What is being asked:
Among the entries that follow, find the lines containing the string "hammer" and copy them.

-=-=-

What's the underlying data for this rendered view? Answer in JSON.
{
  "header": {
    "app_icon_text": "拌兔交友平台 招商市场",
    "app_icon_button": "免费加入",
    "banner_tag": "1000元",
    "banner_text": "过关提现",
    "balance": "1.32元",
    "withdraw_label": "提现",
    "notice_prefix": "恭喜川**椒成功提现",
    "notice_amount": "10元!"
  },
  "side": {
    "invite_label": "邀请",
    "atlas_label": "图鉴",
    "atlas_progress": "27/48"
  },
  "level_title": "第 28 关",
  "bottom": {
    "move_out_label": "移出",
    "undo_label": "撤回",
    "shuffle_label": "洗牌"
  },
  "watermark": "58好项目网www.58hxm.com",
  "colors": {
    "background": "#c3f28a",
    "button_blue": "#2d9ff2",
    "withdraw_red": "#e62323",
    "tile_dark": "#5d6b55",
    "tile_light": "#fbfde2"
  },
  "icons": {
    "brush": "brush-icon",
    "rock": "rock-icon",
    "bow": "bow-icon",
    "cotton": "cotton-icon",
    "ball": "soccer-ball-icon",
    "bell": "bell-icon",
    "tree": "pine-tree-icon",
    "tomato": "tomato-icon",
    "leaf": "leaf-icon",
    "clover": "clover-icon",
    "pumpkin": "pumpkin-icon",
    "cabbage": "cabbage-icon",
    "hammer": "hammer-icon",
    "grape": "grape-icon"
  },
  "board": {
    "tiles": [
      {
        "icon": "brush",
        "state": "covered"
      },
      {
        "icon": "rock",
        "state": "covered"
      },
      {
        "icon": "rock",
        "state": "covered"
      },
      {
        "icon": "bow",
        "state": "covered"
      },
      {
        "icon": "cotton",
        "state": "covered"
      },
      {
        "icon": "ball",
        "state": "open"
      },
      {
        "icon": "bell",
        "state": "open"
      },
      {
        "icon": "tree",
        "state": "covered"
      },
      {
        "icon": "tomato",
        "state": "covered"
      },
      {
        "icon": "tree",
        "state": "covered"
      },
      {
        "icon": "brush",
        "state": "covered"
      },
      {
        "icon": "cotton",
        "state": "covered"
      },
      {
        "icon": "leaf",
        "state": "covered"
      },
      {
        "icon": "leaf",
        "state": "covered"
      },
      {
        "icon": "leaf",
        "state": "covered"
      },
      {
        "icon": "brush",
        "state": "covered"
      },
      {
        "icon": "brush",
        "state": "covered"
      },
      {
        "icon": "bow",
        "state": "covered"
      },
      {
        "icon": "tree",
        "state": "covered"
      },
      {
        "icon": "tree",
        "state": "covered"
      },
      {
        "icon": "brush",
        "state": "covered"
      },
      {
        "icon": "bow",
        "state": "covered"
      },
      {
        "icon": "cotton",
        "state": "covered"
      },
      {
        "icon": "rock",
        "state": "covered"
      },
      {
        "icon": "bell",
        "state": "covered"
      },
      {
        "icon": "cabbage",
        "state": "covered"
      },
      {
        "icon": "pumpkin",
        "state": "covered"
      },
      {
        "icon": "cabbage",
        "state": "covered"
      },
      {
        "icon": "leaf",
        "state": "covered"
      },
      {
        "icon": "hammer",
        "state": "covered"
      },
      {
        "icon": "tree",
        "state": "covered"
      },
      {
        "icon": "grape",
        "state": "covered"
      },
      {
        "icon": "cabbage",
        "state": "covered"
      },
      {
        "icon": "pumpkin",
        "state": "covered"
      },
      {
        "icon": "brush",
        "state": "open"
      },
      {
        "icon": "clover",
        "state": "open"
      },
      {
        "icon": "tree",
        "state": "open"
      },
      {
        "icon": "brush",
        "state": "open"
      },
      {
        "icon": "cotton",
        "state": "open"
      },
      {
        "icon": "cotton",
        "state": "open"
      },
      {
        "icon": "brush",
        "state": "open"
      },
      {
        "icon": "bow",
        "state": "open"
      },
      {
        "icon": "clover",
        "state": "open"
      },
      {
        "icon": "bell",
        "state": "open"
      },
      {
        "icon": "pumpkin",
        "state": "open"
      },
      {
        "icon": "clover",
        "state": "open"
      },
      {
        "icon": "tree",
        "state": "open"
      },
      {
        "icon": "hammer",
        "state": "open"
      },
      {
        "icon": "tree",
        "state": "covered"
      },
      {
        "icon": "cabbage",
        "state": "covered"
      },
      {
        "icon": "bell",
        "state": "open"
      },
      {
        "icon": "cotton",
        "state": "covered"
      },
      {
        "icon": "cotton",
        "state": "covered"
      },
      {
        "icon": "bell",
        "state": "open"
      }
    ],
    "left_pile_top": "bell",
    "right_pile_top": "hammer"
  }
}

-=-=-

Solution for this task:
    "hammer": "hammer-icon",
        "icon": "hammer",
        "icon": "hammer",
    "right_pile_top": "hammer"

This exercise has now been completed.